What are the options for frictionless Click + Collect?
Clix smart lockers are changing the game with unique Progressive Web App (PWA) technology that facilitates autonomous collection without shared screens or scanners. Multiple customers can collect their purchase at any one time, eliminating queues regardless of how busy it is, and retailers can redeploy staff elsewhere in the store.
The modular design moves away from a one-size-fits-all approach and towards bespoke solutions that are designed not only for specific retailers, but for the individual stores within a retailer’s estate. It’s about knowing the business needs and building a made-to-measure system to best house the product mix and integrate seamlessly with a store’s format.
The system has been developed so that it doesn’t rely on integration. Innovative and unique technology means that the Clix smart locker ecosystem can be fully trialled in-store with minimal involvement from internal IT teams. This allows retailers the opportunity to test the Clix proposition and collect valuable real-time data to prove the concept for roll-out.

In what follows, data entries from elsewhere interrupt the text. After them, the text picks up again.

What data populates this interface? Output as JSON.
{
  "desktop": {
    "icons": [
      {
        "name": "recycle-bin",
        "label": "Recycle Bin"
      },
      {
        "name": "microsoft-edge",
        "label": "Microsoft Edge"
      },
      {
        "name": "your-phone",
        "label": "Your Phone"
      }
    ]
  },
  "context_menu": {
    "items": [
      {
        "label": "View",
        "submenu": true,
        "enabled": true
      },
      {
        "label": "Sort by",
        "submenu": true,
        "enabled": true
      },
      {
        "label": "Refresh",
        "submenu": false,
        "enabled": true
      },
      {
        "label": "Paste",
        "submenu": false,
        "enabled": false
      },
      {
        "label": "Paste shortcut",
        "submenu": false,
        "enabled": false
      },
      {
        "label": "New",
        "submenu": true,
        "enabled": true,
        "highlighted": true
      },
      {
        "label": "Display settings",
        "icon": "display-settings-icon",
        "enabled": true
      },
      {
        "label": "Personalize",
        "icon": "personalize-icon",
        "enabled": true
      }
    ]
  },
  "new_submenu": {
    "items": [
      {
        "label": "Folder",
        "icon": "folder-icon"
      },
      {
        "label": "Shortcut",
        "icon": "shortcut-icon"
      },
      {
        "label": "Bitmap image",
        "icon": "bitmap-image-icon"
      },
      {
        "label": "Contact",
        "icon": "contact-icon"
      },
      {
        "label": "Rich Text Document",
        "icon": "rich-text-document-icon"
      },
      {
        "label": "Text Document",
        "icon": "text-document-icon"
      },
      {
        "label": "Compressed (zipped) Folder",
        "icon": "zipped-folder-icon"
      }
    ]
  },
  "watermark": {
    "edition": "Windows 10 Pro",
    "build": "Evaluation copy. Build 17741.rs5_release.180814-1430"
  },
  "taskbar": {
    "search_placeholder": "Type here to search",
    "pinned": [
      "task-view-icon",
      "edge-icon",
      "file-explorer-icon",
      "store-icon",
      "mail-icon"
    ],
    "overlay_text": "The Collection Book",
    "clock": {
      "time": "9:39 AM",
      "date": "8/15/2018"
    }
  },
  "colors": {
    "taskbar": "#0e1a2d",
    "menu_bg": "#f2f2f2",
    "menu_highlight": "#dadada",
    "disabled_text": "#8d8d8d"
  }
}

Clix eliminates many of the disadvantages of traditional Click + Collect methods, maximising operational efficiency for retailers and providing their customers with the seamless, omnichannel shopping experience that they now demand. Check out the FAQs from the Retail Technology Show for more information on what Clix can do for you.
What does the future hold?
Automated Click + Collect will continue to develop across all segments of retail, from high street to big box to trade to brands. Smart lockers will also become commonplace in the wider service-based sectors such hospitality, travel, automotive and health and fitness, using innovative solutions that incorporate emerging technology.
This might include temperature-controlled lockers for food collection, lockers with sonar technology for high-security areas in airports, outdoor lockers to enable 24-hour vehicle collection or lockers with in-built phone chargers so people can boost their battery while they work out. The possibilities are endless.
For retailers, the future of Click + Collect holds so much potential and those that embrace the opportunities available will reap the rewards for their business. For more information on how Clix can revolutionise your Click + Collect strategy now and in the future, get in touch with our team of experts today.